*** Opening of Available data ***

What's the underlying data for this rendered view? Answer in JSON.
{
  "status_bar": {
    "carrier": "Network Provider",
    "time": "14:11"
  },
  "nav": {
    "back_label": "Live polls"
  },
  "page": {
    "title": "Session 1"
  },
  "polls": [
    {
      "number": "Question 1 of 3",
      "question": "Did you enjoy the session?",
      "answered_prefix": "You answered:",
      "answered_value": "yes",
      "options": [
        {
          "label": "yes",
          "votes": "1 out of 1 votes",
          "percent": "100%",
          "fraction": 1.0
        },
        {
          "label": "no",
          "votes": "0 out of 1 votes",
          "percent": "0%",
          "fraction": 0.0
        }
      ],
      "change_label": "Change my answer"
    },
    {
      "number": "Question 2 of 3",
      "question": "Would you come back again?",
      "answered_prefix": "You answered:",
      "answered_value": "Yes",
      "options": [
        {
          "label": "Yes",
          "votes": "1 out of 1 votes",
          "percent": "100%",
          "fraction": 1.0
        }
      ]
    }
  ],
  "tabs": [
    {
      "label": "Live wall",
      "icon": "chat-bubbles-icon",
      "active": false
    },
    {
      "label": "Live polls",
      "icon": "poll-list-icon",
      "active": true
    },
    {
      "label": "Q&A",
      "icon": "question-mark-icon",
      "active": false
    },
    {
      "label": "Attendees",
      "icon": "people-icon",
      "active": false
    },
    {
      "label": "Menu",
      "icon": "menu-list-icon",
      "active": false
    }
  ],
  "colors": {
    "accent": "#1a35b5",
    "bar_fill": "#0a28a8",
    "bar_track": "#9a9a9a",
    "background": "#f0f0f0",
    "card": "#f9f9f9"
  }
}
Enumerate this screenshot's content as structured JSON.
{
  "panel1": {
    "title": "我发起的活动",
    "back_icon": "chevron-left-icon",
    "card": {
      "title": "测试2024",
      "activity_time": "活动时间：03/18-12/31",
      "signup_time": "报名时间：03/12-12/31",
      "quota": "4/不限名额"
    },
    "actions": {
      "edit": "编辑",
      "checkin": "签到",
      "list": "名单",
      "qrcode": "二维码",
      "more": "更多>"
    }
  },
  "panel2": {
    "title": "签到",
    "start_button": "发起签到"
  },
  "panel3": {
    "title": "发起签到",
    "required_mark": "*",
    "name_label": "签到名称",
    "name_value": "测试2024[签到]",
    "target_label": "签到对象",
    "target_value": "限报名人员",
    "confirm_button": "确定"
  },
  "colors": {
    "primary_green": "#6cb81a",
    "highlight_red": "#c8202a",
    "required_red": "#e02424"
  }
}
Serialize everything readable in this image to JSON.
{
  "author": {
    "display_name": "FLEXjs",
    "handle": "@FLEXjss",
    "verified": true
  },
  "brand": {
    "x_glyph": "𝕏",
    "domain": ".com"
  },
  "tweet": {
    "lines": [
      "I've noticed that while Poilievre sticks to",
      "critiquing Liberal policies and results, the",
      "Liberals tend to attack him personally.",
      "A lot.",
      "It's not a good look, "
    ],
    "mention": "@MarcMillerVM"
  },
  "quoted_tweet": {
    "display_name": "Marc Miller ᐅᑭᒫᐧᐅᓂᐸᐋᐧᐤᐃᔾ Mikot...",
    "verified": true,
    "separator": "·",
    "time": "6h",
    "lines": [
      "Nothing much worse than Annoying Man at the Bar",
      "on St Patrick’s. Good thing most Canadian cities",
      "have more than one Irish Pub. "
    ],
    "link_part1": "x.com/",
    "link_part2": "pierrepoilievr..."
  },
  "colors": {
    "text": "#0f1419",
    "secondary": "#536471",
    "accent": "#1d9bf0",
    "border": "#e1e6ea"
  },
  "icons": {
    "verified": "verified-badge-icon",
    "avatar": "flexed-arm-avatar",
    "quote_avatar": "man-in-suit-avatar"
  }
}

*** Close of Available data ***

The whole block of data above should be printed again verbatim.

What's the underlying data for this rendered view? Answer in JSON.
{
  "status_bar": {
    "carrier": "Network Provider",
    "time": "14:11"
  },
  "nav": {
    "back_label": "Live polls"
  },
  "page": {
    "title": "Session 1"
  },
  "polls": [
    {
      "number": "Question 1 of 3",
      "question": "Did you enjoy the session?",
      "answered_prefix": "You answered:",
      "answered_value": "yes",
      "options": [
        {
          "label": "yes",
          "votes": "1 out of 1 votes",
          "percent": "100%",
          "fraction": 1.0
        },
        {
          "label": "no",
          "votes": "0 out of 1 votes",
          "percent": "0%",
          "fraction": 0.0
        }
      ],
      "change_label": "Change my answer"
    },
    {
      "number": "Question 2 of 3",
      "question": "Would you come back again?",
      "answered_prefix": "You answered:",
      "answered_value": "Yes",
      "options": [
        {
          "label": "Yes",
          "votes": "1 out of 1 votes",
          "percent": "100%",
          "fraction": 1.0
        }
      ]
    }
  ],
  "tabs": [
    {
      "label": "Live wall",
      "icon": "chat-bubbles-icon",
      "active": false
    },
    {
      "label": "Live polls",
      "icon": "poll-list-icon",
      "active": true
    },
    {
      "label": "Q&A",
      "icon": "question-mark-icon",
      "active": false
    },
    {
      "label": "Attendees",
      "icon": "people-icon",
      "active": false
    },
    {
      "label": "Menu",
      "icon": "menu-list-icon",
      "active": false
    }
  ],
  "colors": {
    "accent": "#1a35b5",
    "bar_fill": "#0a28a8",
    "bar_track": "#9a9a9a",
    "background": "#f0f0f0",
    "card": "#f9f9f9"
  }
}
Enumerate this screenshot's content as structured JSON.
{
  "panel1": {
    "title": "我发起的活动",
    "back_icon": "chevron-left-icon",
    "card": {
      "title": "测试2024",
      "activity_time": "活动时间：03/18-12/31",
      "signup_time": "报名时间：03/12-12/31",
      "quota": "4/不限名额"
    },
    "actions": {
      "edit": "编辑",
      "checkin": "签到",
      "list": "名单",
      "qrcode": "二维码",
      "more": "更多>"
    }
  },
  "panel2": {
    "title": "签到",
    "start_button": "发起签到"
  },
  "panel3": {
    "title": "发起签到",
    "required_mark": "*",
    "name_label": "签到名称",
    "name_value": "测试2024[签到]",
    "target_label": "签到对象",
    "target_value": "限报名人员",
    "confirm_button": "确定"
  },
  "colors": {
    "primary_green": "#6cb81a",
    "highlight_red": "#c8202a",
    "required_red": "#e02424"
  }
}
Serialize everything readable in this image to JSON.
{
  "author": {
    "display_name": "FLEXjs",
    "handle": "@FLEXjss",
    "verified": true
  },
  "brand": {
    "x_glyph": "𝕏",
    "domain": ".com"
  },
  "tweet": {
    "lines": [
      "I've noticed that while Poilievre sticks to",
      "critiquing Liberal policies and results, the",
      "Liberals tend to attack him personally.",
      "A lot.",
      "It's not a good look, "
    ],
    "mention": "@MarcMillerVM"
  },
  "quoted_tweet": {
    "display_name": "Marc Miller ᐅᑭᒫᐧᐅᓂᐸᐋᐧᐤᐃᔾ Mikot...",
    "verified": true,
    "separator": "·",
    "time": "6h",
    "lines": [
      "Nothing much worse than Annoying Man at the Bar",
      "on St Patrick’s. Good thing most Canadian cities",
      "have more than one Irish Pub. "
    ],
    "link_part1": "x.com/",
    "link_part2": "pierrepoilievr..."
  },
  "colors": {
    "text": "#0f1419",
    "secondary": "#536471",
    "accent": "#1d9bf0",
    "border": "#e1e6ea"
  },
  "icons": {
    "verified": "verified-badge-icon",
    "avatar": "flexed-arm-avatar",
    "quote_avatar": "man-in-suit-avatar"
  }
}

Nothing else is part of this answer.